Dear Terry and everyone,

I did undergraduate and graduate school in the 80s and 90s. I think
the 80s were a transition time (at least in the institutions I
attended and per my experiences) in regards to critiques.

There were certain teachers I avoided because of their critique
methods. Other teachers made critiques a learning experience without
causing anguish.

Horror story #1
Professor x taught the class how to stretch a canvas the first week
of Painting I. After that, the only time I saw him was about once a
week when he sauntered through the basement where we worked.
The saunters lasted about 20 minutes. Each student received less
than 5 minutes of instruction.

At the end of the semester the advanced students (it was a combined
class) chose work from the beginners and placed them on display for a
critique. Professor x asked the first beginning student "Is your
painting a work of art?" This was followed by a long silence as the
student tried to decide which way to answer best. As the student
hemmed and hawed, stuttered and moaned, ;the rest of us sat with
queasy stomachs thinking "How would I answer?" At that moment I
decided if he asks me I'll say "No. Mine is not art, because I didn't know
what I was doing. It didn't work out the way I wanted it to. It was
more like practice."

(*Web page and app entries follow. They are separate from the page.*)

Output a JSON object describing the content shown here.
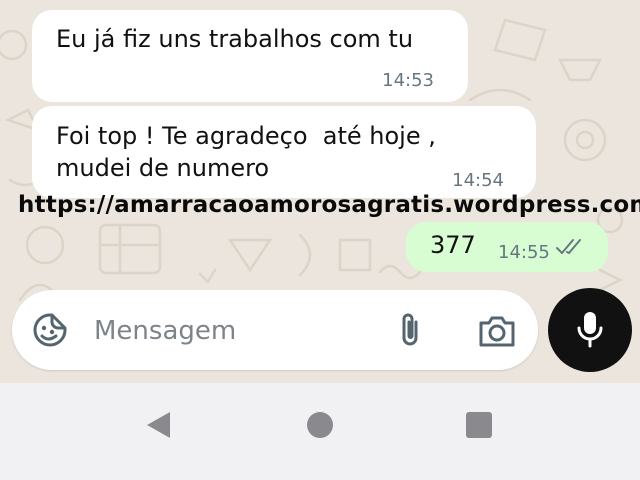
{
  "messages": [
    {
      "direction": "incoming",
      "text": "Eu já fiz uns trabalhos com tu",
      "time": "14:53"
    },
    {
      "direction": "incoming",
      "text": "Foi top ! Te agradeço  até hoje ,\nmudei de numero",
      "time": "14:54"
    },
    {
      "direction": "outgoing",
      "text": "377",
      "time": "14:55",
      "status_icon": "double-check-icon"
    }
  ],
  "watermark": "https://amarracaoamorosagratis.wordpress.com/",
  "composer": {
    "placeholder": "Mensagem",
    "emoji_icon": "sticker-emoji-icon",
    "attach_icon": "paperclip-icon",
    "camera_icon": "camera-icon",
    "mic_icon": "microphone-icon"
  },
  "navigation": {
    "back_icon": "nav-back-icon",
    "home_icon": "nav-home-icon",
    "recent_icon": "nav-recent-apps-icon"
  },
  "colors": {
    "wallpaper": "#ece5dd",
    "incoming_bubble": "#ffffff",
    "outgoing_bubble": "#d9fdd3",
    "mic_button": "#111111",
    "nav_bar": "#f1f1f3"
  }
}
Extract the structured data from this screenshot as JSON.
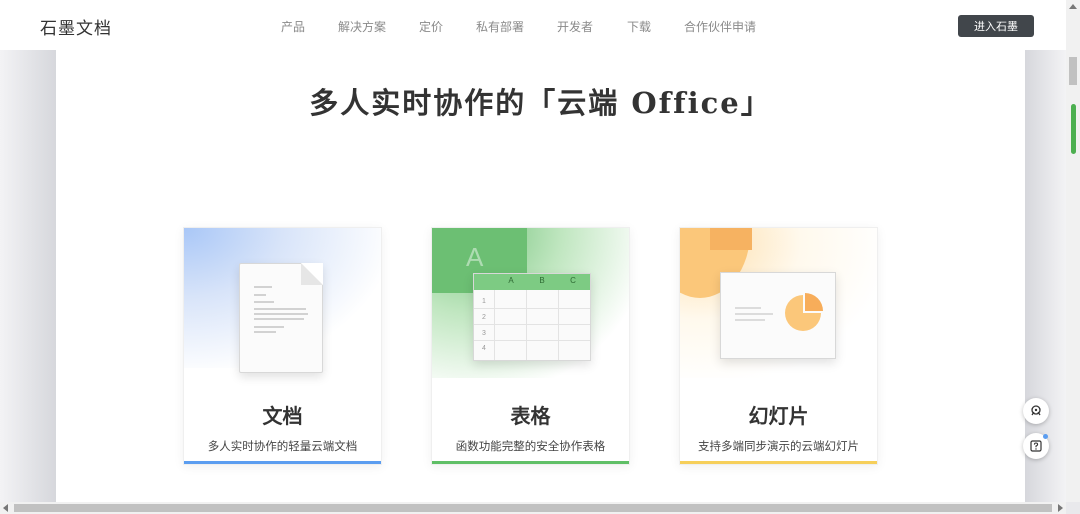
{
  "header": {
    "logo": "石墨文档",
    "nav": [
      "产品",
      "解决方案",
      "定价",
      "私有部署",
      "开发者",
      "下载",
      "合作伙伴申请"
    ],
    "cta_label": "进入石墨"
  },
  "hero": {
    "headline": "多人实时协作的「云端 Office」"
  },
  "cards": [
    {
      "title": "文档",
      "desc": "多人实时协作的轻量云端文档",
      "accent": "#5b9df0"
    },
    {
      "title": "表格",
      "desc": "函数功能完整的安全协作表格",
      "accent": "#5fbf66"
    },
    {
      "title": "幻灯片",
      "desc": "支持多端同步演示的云端幻灯片",
      "accent": "#f6cf5a"
    }
  ],
  "sheet_art": {
    "columns": [
      "A",
      "B",
      "C"
    ],
    "rows": [
      "1",
      "2",
      "3",
      "4"
    ],
    "watermark": "A"
  },
  "floating": {
    "support_icon": "headset-icon",
    "help_icon": "help-icon"
  }
}
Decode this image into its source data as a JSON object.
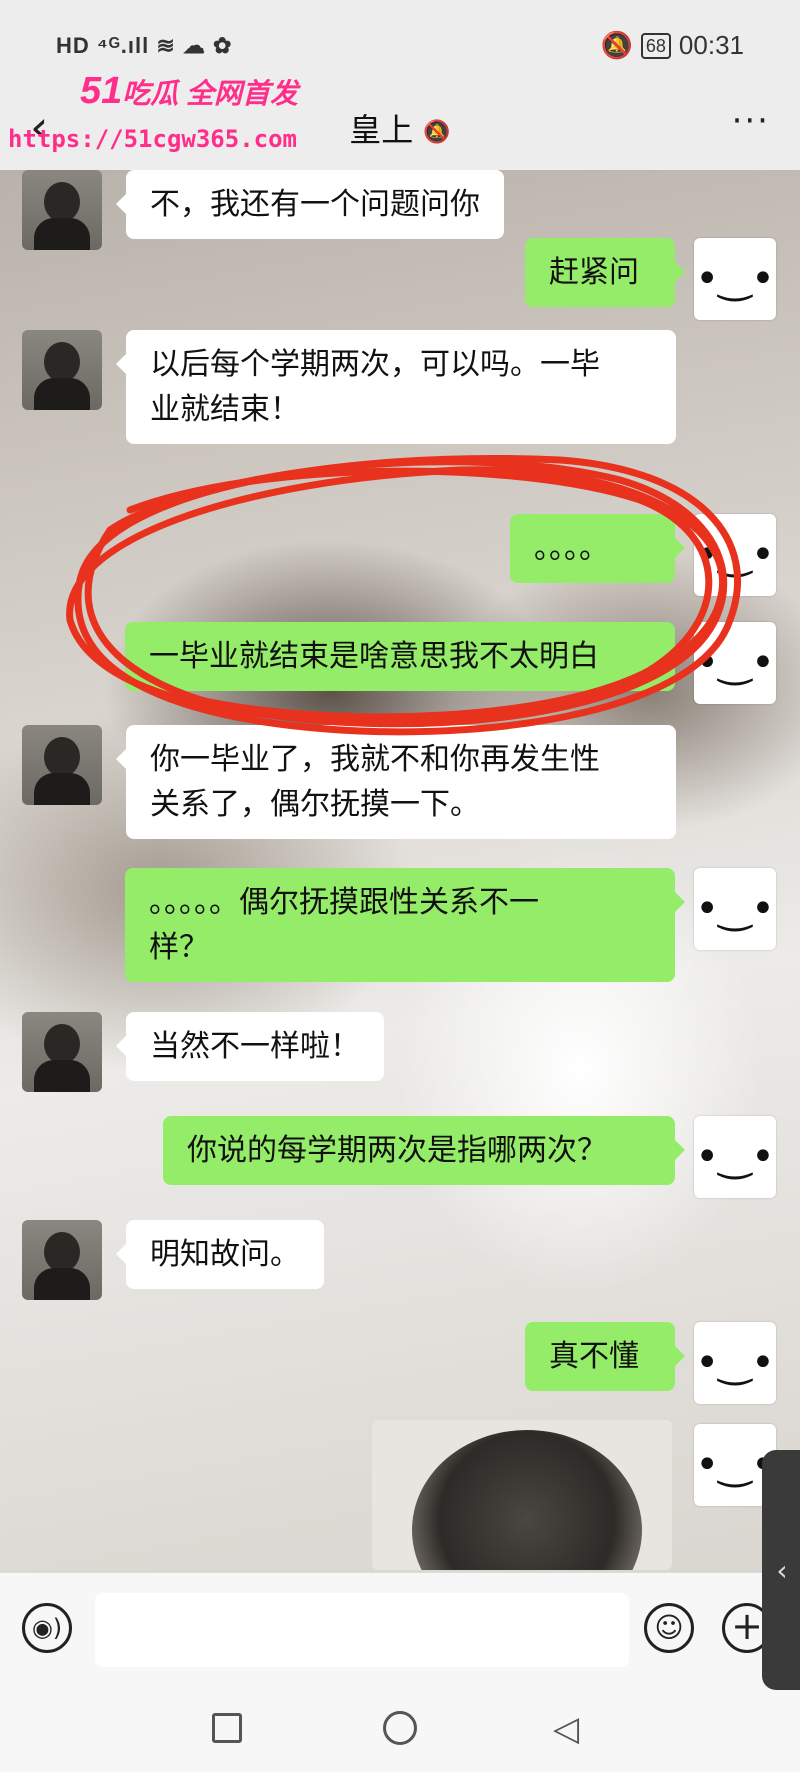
{
  "status_bar": {
    "left_indicators": "HD ⁴ᴳ.ıll ≋ ☁ ✿",
    "battery": "68",
    "time": "00:31"
  },
  "header": {
    "back_icon": "‹",
    "title": "皇上",
    "mute_icon": "🔕",
    "more_icon": "···"
  },
  "watermark": {
    "brand": "51",
    "tagline": "吃瓜 全网首发",
    "url": "https://51cgw365.com"
  },
  "messages": [
    {
      "side": "in",
      "text": "不，我还有一个问题问你"
    },
    {
      "side": "out",
      "text": "赶紧问"
    },
    {
      "side": "in",
      "text": "以后每个学期两次，可以吗。一毕\n业就结束！"
    },
    {
      "side": "out",
      "text": "。。。。"
    },
    {
      "side": "out",
      "text": "一毕业就结束是啥意思我不太明白"
    },
    {
      "side": "in",
      "text": "你一毕业了，我就不和你再发生性\n关系了，偶尔抚摸一下。"
    },
    {
      "side": "out",
      "text": "。。。。。偶尔抚摸跟性关系不一\n样？"
    },
    {
      "side": "in",
      "text": "当然不一样啦！"
    },
    {
      "side": "out",
      "text": "你说的每学期两次是指哪两次？"
    },
    {
      "side": "in",
      "text": "明知故问。"
    },
    {
      "side": "out",
      "text": "真不懂"
    }
  ],
  "avatar_out_face": "•‿•",
  "side_tab_icon": "‹",
  "input_bar": {
    "voice_icon": "◉)",
    "emoji_icon": "☺",
    "plus_icon": "+"
  },
  "nav": {
    "back_icon": "◁"
  },
  "colors": {
    "bubble_out": "#95ec69",
    "bubble_in": "#ffffff",
    "annotation": "#e8321e",
    "watermark": "#ff2e8a"
  }
}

The first student finally said, "Yes, it is art." We all held our
breath. Professor x said . . . . . . . . . ."Okay."

Then he went to the next student. "is your painting a work of art?"
That student didn't wait nearly as long to respond. "Yes."

A long line of yeses occurred until he came to me. I decided to
stick by my original answer. I didn't learn from my peers.

The advanced student who had chosen my work for the critique fell off
her art stool. "WHAT DO YOU MEAN IT'S NOT ART. YES IT'S ART. IT'S
A GREAT PAINTING." Professor x asked why I was taking painting
classes. Many advanced people cast critical looks at me. I
responded that I was taking Painting I to learn to paint, and that
I hadn't learned much.

I received a B in the class.

Horror Story #2
This isn't a story, but in all my studio classes I tried to hide the
fact that I was an art ed student. Acknowledging that fact was
pretty much a death sentence in relation to how you would be treated
in critiques.

I also hated it when professors would say, "Well, you are going to
have to make up your mind. You can either create or teach, but you
can't do both." I'll never be a major force in the art world, but
that doesn't mean I'm going to stop creating.

Whew, I'm out of breath. (Is that possible on a computer?)

This is a fascinating topic Terry. Will your research include ways
to make crits better? Successful methods teachers at all levels use?

Jeff Young
Asst. Professor
Art Education
University of Central Arkansas
jyoung